AIM OF THE TASK
Show every line of the data that includes the word "months".

DATA TO EXAMINE

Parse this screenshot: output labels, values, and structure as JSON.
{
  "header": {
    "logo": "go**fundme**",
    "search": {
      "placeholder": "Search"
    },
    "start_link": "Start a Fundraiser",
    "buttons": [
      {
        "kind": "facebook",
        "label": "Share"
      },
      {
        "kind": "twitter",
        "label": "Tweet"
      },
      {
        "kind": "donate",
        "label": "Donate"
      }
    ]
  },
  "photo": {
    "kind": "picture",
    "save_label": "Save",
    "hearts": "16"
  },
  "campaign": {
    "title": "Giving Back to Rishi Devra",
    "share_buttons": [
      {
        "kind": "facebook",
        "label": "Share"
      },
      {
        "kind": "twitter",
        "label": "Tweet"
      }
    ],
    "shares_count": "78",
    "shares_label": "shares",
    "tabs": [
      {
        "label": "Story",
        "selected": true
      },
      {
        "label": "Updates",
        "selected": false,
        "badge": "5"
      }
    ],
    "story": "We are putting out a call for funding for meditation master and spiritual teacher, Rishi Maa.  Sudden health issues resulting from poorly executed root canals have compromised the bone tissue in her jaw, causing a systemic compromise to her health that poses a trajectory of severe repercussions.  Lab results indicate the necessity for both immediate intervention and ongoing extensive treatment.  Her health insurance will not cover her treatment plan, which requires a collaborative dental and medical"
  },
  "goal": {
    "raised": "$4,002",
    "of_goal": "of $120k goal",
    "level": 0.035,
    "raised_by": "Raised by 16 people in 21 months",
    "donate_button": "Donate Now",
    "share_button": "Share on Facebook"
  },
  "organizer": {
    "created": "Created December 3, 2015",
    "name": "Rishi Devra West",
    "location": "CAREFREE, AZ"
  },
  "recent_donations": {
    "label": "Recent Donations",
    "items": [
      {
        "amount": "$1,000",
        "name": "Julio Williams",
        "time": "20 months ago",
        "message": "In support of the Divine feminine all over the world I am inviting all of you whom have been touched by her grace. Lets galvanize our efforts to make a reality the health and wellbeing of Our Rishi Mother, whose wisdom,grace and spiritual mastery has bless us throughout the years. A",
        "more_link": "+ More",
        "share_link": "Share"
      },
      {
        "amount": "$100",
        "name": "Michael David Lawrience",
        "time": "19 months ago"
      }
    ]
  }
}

TASK ANSWER
    "raised_by": "Raised by 16 people in 21 months",
        "time": "20 months ago",
        "time": "19 months ago"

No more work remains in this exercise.